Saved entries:

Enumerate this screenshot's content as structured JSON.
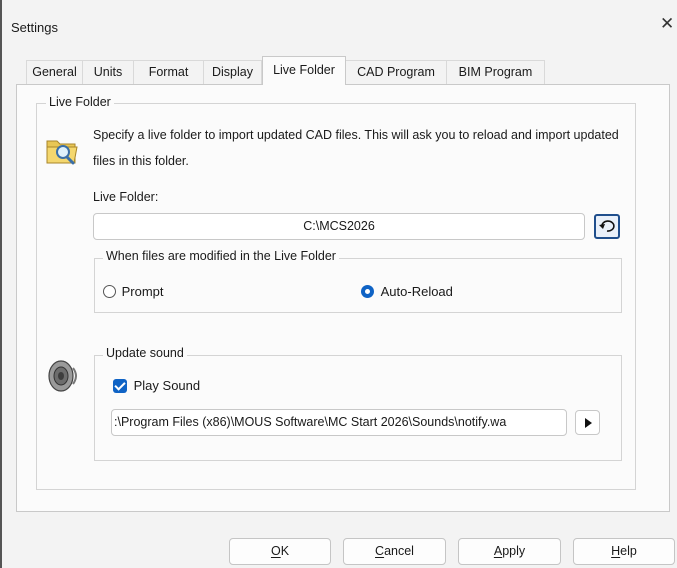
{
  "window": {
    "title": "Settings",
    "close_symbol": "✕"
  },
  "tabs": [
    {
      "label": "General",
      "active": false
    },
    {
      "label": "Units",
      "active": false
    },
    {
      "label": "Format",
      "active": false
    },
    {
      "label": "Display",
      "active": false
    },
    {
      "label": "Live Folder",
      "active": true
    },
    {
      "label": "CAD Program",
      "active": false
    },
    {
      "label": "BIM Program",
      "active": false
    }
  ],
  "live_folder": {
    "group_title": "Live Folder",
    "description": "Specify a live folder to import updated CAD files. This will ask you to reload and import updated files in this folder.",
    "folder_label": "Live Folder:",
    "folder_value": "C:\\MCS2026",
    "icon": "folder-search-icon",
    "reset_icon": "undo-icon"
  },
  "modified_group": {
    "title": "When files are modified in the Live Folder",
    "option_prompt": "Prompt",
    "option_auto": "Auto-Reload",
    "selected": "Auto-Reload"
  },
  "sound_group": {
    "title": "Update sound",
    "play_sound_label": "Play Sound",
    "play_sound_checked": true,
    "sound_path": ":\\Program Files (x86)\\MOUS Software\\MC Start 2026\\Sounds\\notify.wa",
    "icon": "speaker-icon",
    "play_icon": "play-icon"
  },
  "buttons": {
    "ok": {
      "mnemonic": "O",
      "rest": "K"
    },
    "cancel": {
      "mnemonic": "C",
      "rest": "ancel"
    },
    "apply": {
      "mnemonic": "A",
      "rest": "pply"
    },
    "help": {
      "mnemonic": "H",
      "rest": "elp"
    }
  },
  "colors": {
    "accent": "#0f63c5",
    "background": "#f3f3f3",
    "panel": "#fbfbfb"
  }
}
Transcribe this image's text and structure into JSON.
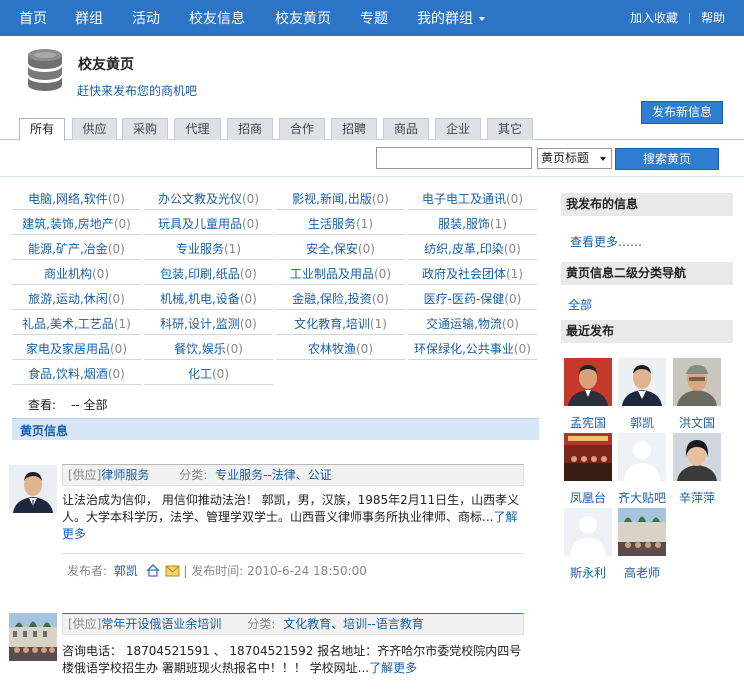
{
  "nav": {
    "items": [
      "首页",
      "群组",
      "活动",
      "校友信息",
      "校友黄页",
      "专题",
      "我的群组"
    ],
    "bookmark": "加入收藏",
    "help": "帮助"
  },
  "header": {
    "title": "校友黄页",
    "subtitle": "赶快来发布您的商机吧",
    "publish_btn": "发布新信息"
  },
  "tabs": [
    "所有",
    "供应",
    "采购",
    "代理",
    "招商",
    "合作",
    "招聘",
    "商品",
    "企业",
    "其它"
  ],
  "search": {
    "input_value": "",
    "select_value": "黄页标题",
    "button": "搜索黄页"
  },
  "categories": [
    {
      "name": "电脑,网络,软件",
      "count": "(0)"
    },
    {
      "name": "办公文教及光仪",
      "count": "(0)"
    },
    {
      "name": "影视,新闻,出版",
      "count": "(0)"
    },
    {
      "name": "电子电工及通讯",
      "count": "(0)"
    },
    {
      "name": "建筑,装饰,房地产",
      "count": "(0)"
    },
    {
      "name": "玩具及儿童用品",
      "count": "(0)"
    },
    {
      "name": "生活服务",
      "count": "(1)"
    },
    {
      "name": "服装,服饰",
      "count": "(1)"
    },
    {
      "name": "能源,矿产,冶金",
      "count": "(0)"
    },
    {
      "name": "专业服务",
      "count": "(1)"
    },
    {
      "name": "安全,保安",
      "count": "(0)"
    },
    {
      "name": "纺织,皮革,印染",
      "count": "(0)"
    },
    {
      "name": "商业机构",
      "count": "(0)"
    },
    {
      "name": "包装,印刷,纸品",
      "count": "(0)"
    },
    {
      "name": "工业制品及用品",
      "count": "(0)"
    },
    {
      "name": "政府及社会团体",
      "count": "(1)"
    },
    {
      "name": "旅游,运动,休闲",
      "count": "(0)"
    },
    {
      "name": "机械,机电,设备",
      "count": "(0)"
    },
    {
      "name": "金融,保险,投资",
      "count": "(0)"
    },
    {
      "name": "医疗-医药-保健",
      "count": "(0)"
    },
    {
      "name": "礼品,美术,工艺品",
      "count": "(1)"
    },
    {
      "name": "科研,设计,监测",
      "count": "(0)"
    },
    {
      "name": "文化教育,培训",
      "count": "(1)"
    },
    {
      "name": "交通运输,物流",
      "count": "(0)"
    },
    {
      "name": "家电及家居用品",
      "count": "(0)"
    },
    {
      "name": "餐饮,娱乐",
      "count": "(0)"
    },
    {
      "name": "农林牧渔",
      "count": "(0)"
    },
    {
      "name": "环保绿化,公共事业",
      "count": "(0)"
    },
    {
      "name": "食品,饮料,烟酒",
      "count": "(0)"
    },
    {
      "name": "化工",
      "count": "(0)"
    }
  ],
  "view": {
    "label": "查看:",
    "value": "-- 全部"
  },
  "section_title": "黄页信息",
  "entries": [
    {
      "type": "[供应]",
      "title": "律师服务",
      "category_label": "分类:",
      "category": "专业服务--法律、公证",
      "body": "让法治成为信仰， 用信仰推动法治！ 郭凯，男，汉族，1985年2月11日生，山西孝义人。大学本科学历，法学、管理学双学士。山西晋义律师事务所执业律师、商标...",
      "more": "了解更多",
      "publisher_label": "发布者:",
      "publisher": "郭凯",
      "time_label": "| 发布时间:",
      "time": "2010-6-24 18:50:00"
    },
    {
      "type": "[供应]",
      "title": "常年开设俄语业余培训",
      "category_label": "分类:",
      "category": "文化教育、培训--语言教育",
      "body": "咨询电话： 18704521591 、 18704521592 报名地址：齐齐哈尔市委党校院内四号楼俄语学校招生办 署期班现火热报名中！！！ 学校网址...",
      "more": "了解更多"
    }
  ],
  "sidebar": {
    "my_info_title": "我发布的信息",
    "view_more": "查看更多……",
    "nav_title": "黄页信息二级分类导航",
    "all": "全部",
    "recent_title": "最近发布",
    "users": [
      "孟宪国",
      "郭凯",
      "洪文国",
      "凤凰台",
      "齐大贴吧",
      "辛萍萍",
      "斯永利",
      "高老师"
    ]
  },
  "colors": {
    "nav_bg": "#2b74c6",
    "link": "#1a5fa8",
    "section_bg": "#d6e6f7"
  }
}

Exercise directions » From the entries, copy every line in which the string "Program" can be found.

Your solution »
      "label": "CAD Program",
      "label": "BIM Program",
    "sound_path": ":\\Program Files (x86)\\MOUS Software\\MC Start 2026\\Sounds\\notify.wa",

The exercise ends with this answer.